_WHAT YOU ARE ASKED TO DO_: Scan the listing below for the word "kind" and copy every line that has it.

_DATA RECORDS_:
=-=-=-=-=
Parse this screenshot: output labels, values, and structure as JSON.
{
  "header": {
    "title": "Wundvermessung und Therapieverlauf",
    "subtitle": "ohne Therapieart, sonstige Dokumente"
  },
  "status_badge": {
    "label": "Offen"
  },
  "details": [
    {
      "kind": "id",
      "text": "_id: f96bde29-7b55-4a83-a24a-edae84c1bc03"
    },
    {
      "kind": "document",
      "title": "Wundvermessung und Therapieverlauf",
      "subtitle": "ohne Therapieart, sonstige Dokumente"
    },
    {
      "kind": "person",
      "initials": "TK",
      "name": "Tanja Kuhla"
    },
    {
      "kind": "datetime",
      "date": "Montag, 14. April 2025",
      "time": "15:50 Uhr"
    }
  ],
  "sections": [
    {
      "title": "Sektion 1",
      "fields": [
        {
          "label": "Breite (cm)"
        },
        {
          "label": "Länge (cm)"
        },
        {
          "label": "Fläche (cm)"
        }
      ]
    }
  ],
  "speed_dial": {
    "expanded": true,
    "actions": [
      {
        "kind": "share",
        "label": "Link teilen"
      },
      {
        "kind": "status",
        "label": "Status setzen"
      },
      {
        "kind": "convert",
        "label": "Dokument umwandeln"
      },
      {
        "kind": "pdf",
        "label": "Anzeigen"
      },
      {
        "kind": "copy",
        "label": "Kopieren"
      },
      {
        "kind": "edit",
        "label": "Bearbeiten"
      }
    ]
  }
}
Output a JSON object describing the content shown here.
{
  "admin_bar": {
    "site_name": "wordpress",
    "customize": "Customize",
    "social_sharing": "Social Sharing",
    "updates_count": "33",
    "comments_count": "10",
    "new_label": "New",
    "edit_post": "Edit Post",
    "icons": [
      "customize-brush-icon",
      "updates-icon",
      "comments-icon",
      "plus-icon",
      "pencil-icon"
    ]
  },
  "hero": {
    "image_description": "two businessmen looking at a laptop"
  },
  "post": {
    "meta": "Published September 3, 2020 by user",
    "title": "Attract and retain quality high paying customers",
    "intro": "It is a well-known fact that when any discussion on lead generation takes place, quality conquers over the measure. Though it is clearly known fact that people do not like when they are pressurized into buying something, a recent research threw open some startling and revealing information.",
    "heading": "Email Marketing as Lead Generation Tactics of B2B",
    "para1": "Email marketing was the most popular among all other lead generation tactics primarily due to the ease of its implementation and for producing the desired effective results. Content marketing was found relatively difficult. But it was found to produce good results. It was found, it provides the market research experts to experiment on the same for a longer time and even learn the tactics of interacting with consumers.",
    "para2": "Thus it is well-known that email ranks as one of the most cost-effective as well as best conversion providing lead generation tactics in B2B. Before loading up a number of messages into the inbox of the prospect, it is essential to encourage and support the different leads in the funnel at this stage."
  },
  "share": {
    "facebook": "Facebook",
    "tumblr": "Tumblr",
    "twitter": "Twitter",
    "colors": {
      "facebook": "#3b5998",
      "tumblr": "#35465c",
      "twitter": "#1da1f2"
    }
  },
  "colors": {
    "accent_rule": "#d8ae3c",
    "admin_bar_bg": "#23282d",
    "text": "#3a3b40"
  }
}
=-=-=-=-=
_TASK SOLUTION_:
      "kind": "id",
      "kind": "document",
      "kind": "person",
      "kind": "datetime",
        "kind": "share",
        "kind": "status",
        "kind": "convert",
        "kind": "pdf",
        "kind": "copy",
        "kind": "edit",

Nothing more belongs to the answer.